Washington Square Hotel, New York City

The Hotel Washington Square is more than a hundred years old. The famous Welsh poet and writer, Dylan Thomas enjoyed its hospitality. On his first tour of the United States, Thomas lived in the Washington Square Hotel (then the Hotel Earle) after his eviction from his previous hotel for loud, late-night partying and outlandish room service requests.

Pera Palace Hotel, Jumeriah - Istanbul

Built in the late 1800s, the Pera may have must have inspired Agatha Christie to write ‘Murder on the Orient Express.’ The Agatha Resteraunt pays homage to her stay. Apparently Earnest Hemingway enjoyed the Orient Bar and in his short story ‘The Snows of Kilimanjaro,’ the protagonist stays at the hotel while serving in the military. The Ernest Hemingway Suite is named after the former guest.

The Plaza, New York City.

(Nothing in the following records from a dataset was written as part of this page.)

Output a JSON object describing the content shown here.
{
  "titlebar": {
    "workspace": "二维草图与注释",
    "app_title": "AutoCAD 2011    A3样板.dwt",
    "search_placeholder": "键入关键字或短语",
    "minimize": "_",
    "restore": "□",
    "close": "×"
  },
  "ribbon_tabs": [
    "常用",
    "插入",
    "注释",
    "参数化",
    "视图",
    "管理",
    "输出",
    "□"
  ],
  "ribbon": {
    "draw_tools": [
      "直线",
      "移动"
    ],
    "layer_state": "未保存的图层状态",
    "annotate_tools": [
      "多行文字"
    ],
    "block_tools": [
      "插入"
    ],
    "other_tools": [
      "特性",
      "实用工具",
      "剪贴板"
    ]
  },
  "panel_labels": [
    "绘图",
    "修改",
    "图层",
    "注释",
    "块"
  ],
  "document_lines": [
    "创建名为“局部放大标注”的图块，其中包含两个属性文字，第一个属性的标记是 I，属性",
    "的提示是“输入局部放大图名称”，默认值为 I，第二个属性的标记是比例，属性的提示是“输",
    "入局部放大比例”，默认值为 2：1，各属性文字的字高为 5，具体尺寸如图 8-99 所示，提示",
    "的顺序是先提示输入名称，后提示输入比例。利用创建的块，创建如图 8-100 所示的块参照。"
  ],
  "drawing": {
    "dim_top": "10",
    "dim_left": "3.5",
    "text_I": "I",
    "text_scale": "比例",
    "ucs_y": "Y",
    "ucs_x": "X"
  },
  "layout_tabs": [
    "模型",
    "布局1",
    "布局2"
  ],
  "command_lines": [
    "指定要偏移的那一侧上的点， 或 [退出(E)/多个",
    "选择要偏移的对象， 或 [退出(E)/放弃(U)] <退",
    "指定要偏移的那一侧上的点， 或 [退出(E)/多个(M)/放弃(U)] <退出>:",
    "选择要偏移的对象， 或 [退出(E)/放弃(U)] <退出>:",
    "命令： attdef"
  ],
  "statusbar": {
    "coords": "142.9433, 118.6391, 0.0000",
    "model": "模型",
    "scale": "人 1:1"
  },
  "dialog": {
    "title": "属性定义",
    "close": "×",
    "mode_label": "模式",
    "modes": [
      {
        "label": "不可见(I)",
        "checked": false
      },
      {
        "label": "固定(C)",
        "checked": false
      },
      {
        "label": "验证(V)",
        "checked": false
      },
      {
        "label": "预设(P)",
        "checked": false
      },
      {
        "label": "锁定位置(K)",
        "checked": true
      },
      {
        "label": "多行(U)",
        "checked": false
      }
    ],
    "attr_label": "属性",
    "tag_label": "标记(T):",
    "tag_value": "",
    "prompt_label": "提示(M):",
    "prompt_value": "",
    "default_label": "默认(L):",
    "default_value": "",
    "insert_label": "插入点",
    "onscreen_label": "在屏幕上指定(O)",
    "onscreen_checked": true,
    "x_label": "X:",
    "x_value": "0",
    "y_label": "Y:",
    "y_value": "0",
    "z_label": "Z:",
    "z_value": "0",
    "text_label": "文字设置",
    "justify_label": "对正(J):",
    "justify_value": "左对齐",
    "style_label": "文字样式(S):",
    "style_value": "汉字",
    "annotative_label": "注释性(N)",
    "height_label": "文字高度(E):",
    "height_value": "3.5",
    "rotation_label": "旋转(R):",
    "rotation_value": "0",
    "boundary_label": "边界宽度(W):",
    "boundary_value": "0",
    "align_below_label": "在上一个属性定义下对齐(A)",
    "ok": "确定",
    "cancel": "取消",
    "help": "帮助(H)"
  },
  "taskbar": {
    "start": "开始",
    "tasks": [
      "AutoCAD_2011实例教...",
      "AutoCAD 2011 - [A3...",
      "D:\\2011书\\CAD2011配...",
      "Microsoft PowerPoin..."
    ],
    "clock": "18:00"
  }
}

After the success of ‘In Cold Blood,’ Truman Capote threw a lavish party -- dubbed the Black and White Ball - at The Plaza. Invitations were highly sought after and only the ‘in’-crowd was on the guest. Capote wasn't the only well-known literary figure to party at the iconic hotel. F. Scott Fitzgerald spent so much time at The Plaza that Hemingway suggested his friend leave his liver to Princeton and his heart to The Plaza. The hotel named the Fitzgerald Suite in his honour.

Algonquin Hotel, New York City


William Faulkner wrote his acceptance speech for the 1949 Nobel Prize in the hotel’s lobby. The Algonquin hosted many famous literary minds. It was one of the first hotels to accept single female guests. The Algonquin has been a temporary home to Gertrude Stein and Maya Angelou. It was the site of the famous Round Table meetings in the 1920s. This included Robert E. Sherwood, Dorothy Parker, George F. Kaufman, and Edna Ferber. They frequently met for lunch daily to discuss everything from literature to politics. The hotel's on-site resteraunt is named in the group's honour.

GoldenEye Hotel & Resort, Jamaica

The name, GoldenEye Resort is no accident. In fact, ‘007’ himself was born on the property's lush grounds when writer Ian Fleming owned the oceanfront land. Every year, the scribe spent several months in his massive villa, writing all fourteen of his famous James Bond tales. Today, the Fleming Villa remains intact and features its own private pool with the writer’s original desk over which he slaved year after year.

Dukes Hotel, London

When Fleming was not in the Caribbean, he frequented the bar at the Dukes Hotel. This hotel, by all accounts, is where he come up with the line; ‘shaken, not stirred.’ Unsurprisingly, the bar specializes in martinis, and even offers a martini masterclass for those hoping to whip up a cocktail worthy of approval by 007.